HE has made history as the first person in the world to have a hand transplant.
And now former pub landlord Mark Cahill has a simple wish – to hold his young grandson’s hand.
Mr Cahill, of Greetland, was told on Boxing Day that a donor hand was available.
And he underwent the procedure a day later in a pioneering eight-hour operation at Leeds General Infirmary.
The man who ran the popular Shears pub in Greetland, said the move had changed his life.
He said: “Eight o’clock on Boxing Day night we got a phone call saying we may have a donor.
“As you can imagine, the day after Christmas it was quite a shock.
“I’m getting slight movement now, my feeling has just started coming back, but everything’s looking very, very good.
“Long term I won’t have 100% use of it, but obviously I’m going to have a lot more use than I had with the existing hand.
“I think I’ve dealt with it pretty well. The only thing you can’t do is know what is going to happen after the operation, and as it has turned out it is brilliant. I’m well happy.
“Hopefully I will be able to get back to work for a start, that’s a major difference.
“For a start I might be able to cut my food up, button my shirts, fasten a pair of shoelaces, and mainly I’ll be able to hold my grandson’s hand.”
And Mr Cahill added: “When I look at it and move it, it just feels like my hand.
“Right now it feels really good, it’s not a lot of pain, it looks good, it looks a great match and I’m looking forward to getting it working now.”
Mr Cahill, who is married to Sylvia and has one daughter, lost the use of his right hand due to severe gout, which also affects other parts of his body.

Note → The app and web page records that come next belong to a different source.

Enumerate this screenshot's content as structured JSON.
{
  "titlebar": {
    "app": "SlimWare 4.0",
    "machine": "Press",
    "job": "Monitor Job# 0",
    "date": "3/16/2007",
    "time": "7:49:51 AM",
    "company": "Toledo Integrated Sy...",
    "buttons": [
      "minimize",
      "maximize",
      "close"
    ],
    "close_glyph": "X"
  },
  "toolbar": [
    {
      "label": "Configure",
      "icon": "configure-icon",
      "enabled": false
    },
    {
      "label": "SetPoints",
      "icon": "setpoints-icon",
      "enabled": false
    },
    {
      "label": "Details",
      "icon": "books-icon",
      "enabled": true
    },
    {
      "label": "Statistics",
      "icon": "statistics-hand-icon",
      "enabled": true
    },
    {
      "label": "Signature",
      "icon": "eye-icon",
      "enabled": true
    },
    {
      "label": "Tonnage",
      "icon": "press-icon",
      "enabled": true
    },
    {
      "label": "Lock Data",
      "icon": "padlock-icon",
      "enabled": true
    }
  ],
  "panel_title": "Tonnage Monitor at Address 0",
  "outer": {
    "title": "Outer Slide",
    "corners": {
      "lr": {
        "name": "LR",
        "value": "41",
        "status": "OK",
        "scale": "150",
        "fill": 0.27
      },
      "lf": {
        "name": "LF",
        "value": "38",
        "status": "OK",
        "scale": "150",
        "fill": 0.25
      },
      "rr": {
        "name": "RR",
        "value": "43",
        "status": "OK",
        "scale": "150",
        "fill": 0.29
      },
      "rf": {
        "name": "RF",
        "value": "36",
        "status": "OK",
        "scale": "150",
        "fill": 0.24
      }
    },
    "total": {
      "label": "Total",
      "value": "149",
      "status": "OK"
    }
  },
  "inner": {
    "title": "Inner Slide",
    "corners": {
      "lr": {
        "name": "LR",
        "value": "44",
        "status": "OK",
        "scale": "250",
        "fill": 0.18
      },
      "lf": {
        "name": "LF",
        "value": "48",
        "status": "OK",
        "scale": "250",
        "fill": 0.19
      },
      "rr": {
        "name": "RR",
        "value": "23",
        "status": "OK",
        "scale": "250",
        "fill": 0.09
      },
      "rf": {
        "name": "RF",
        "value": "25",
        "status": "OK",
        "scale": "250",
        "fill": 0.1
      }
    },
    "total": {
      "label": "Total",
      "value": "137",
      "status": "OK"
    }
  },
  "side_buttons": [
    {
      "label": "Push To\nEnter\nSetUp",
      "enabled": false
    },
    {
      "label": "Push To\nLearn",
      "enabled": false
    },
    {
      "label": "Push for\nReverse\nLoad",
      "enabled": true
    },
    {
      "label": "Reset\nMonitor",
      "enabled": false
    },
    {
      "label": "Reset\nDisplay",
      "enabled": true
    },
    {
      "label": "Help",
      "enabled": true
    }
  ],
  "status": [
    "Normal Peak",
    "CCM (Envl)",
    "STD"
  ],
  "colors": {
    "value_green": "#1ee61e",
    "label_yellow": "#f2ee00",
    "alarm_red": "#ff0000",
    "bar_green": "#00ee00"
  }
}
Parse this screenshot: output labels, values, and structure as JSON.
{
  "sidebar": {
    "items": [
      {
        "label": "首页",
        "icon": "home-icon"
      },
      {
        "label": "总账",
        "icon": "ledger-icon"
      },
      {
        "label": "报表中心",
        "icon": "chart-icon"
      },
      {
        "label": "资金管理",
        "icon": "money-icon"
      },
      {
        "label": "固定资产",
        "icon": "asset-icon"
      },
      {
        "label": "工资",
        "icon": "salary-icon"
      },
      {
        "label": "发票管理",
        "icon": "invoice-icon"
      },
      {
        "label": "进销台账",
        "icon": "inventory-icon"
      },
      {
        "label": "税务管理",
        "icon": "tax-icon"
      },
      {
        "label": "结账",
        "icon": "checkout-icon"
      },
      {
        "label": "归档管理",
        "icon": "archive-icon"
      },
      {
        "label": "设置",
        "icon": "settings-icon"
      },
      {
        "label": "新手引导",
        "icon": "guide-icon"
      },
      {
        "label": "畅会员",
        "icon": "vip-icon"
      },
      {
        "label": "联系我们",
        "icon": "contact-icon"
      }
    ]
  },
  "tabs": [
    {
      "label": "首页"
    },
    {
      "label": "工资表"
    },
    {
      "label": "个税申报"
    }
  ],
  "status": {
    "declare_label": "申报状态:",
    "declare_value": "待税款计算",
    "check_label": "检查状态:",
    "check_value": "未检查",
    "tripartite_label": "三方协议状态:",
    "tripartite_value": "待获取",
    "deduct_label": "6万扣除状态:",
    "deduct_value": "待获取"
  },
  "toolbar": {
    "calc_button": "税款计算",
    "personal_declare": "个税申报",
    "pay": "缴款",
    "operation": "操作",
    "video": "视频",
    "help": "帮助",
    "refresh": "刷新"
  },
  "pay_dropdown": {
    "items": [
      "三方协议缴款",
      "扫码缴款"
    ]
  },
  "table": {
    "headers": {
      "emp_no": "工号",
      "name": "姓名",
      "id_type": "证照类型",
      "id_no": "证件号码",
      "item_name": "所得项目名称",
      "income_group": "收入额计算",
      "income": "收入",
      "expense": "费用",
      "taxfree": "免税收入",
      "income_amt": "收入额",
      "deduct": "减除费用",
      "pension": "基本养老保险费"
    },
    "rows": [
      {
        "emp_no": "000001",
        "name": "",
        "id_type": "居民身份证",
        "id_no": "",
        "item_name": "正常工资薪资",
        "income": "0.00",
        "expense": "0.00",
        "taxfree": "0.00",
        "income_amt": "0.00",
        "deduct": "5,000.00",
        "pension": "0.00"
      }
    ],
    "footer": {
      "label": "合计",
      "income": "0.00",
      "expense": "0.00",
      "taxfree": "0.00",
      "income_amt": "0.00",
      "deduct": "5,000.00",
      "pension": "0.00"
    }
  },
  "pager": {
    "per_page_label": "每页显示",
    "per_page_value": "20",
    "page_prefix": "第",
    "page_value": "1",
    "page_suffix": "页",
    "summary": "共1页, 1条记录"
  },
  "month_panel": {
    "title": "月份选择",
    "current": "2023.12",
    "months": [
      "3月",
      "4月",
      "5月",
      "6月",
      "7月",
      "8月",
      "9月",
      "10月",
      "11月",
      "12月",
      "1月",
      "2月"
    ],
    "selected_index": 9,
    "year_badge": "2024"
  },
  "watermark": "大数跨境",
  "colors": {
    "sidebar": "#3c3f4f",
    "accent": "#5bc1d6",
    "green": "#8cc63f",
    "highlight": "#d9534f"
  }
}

He is a former rugby league player but at one point had to use a wheelchair because the condition was so bad.
The operation, which was done by a team led by consultant plastic surgeon Professor Simon Kay, used a new technique which involved Mr Cahill having his non-functioning right hand removed during the same operation as the donor hand was transplanted.
Prof Kay said: “This operation is the culmination of a great deal of planning and preparation over the last two years by a team including plastic surgery, transplant medicine and surgery, immunology, psychology, rehabilitation medicine, pharmacy and many other disciplines.
“The team was on standby from the end of November awaiting a suitable donor limb, and the call came just after Christmas.
“It was extremely challenging to be the first team in the UK to carry out such a procedure.
“It is still early days but indications are good and the patient is making good progress.”
Prof Kay said the operation took eight hours but the build up to the operation was just over two years.
He said that Mr Cahill was an “impressively phlegmatic man”.
Speaking about the use of the hand, Professor Kay said: “If all goes well, within 18 months I would hope that he has quite strong grasp and if all goes as well as I hope he’ll have good sensibility in the hand, good ability to feel and he’ll have a precision pinch which would be a huge improvement in every domain upon the hand that he had before.”
The hand, he said, had been given “at a time of enormous tragedy and loss”, adding: “I’d like to acknowledge the extraordinary gift and reinforce the point that organ donation of any kind plucks something positive from that awful tragedy of the loss of a loved one”.
The first-ever hand transplant recipient in France was New Zealander Clint Hallam, who later had his new hand removed.
Mr Hallam lost his original hand in a circular saw accident in prison in 1984.
He eventually decided he could not live with his new hand, which was taken from a motorcyclist who died in an accident. He said it felt like a dead man’s hand.
It was removed two years later in London.